A New York company called Health Street is taking DNA paternity testing to the streets of NYC in a new mobile DNA testing clinic housed in a 28-foot RV and emblazoned with the provocative slogan, Who’s Your Daddy?
Is demand for DNA high enough to justify the costs of keeping a Winnebago on the road? There seems to be, considering that DNA testing is on the rise in the U.S., reaching nearly 500,000 samples tested each year. New Jersey has introduced an amendment to their Parentage Acts bill requiring mandatory paternity testing of all infants at birth. In child support cases, DNA test results are increasingly used as evidence whenever there is a question of paternity.
To get tested, passersby simply flag down the Winnebago. DNA samples are then taken by a technician, packaged and sent to a laboratory in Ohio; results are returned within a few business days.
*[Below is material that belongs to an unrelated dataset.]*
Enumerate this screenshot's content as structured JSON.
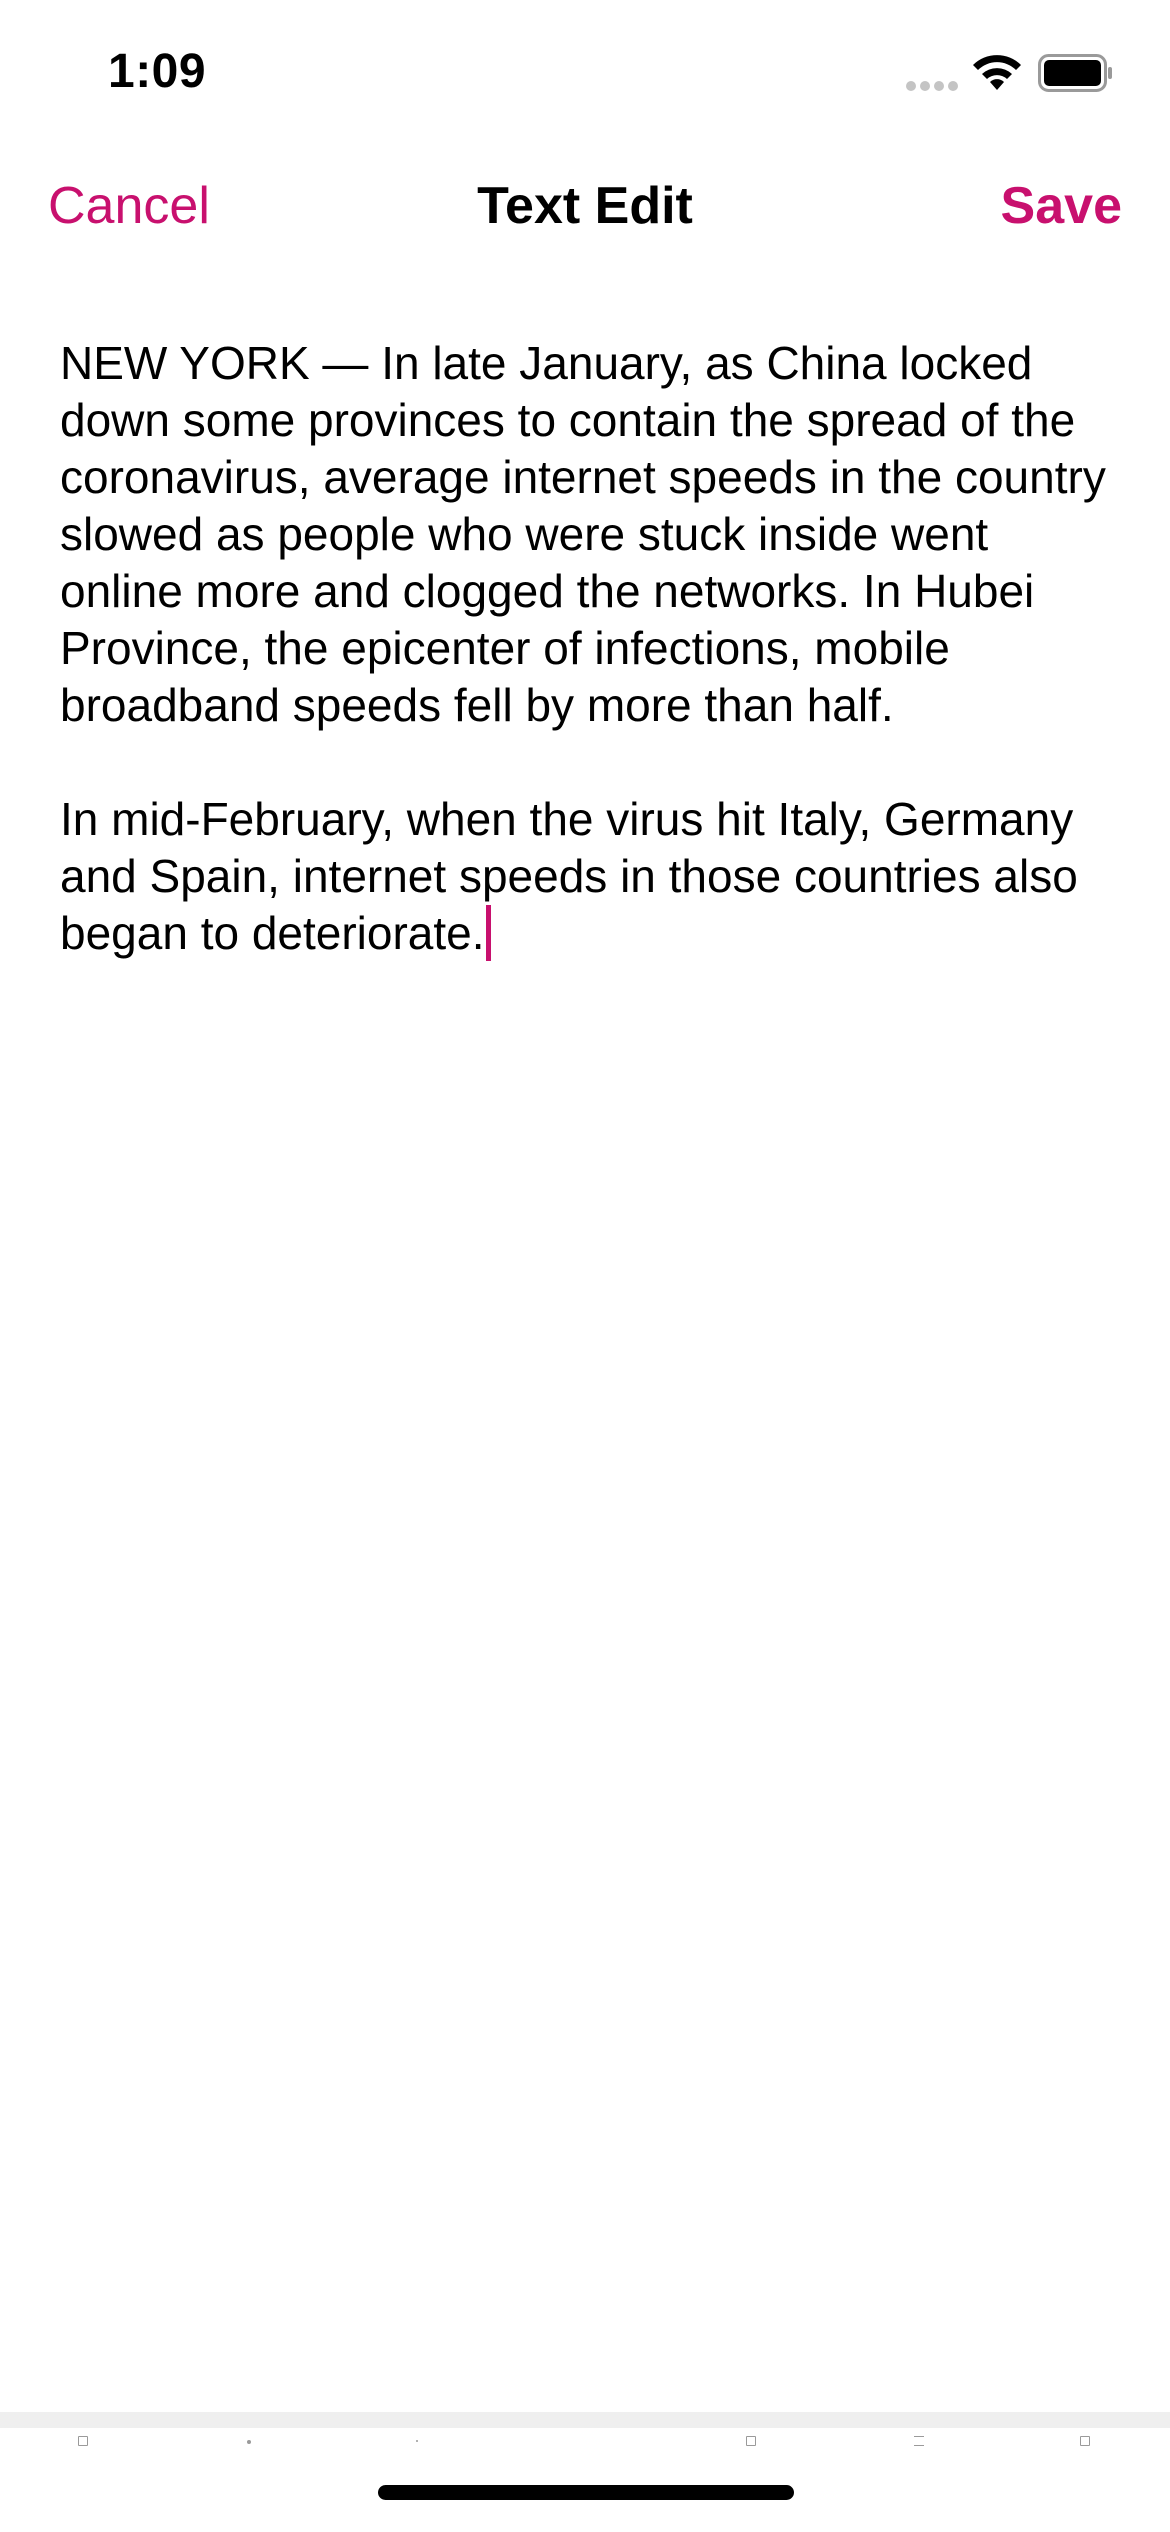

Customers must have a prescription from their physician to get tested, but this can be faxed or emailed to the RV. Health Street also offers a full plate of other genetic testing options.
Jared Rosenthal, founder of Health Street — and official driver of the RV — is proud to bring DNA testing to street level. Among the people affected by his service: Two women who learned they were half-sisters, and confirming a man’s suspicion that he might be the father of a friend’s daughter.
“DNA really gets at a person’s identity, it gets to the core of their identity, who your parents are, who your children are, how you define yourself ethnically and culturally,” Rosenthal tells ABC News. “The RV is a little more intimate than a clinic, clients tend to talk more they tell us things, we experience some of these life-changing moments with them.”
Just who’s getting tested? Health Street says typical customers include engaged men confirming the paternity of children from prior relationships, returning soldiers making sure newly-born children are theirs, and women inquiring about who fathered their child. All of these situations, besides carrying deep emotional consequences, could also lead to child support disputes depending on what DNA results show.
The reaction so far to DNA testing RV-style seems to be mixed. Some see quick and readily available testing is a boon, but many question whether people are psychologically prepared for their results — especially if the answer is not what they were hoping for.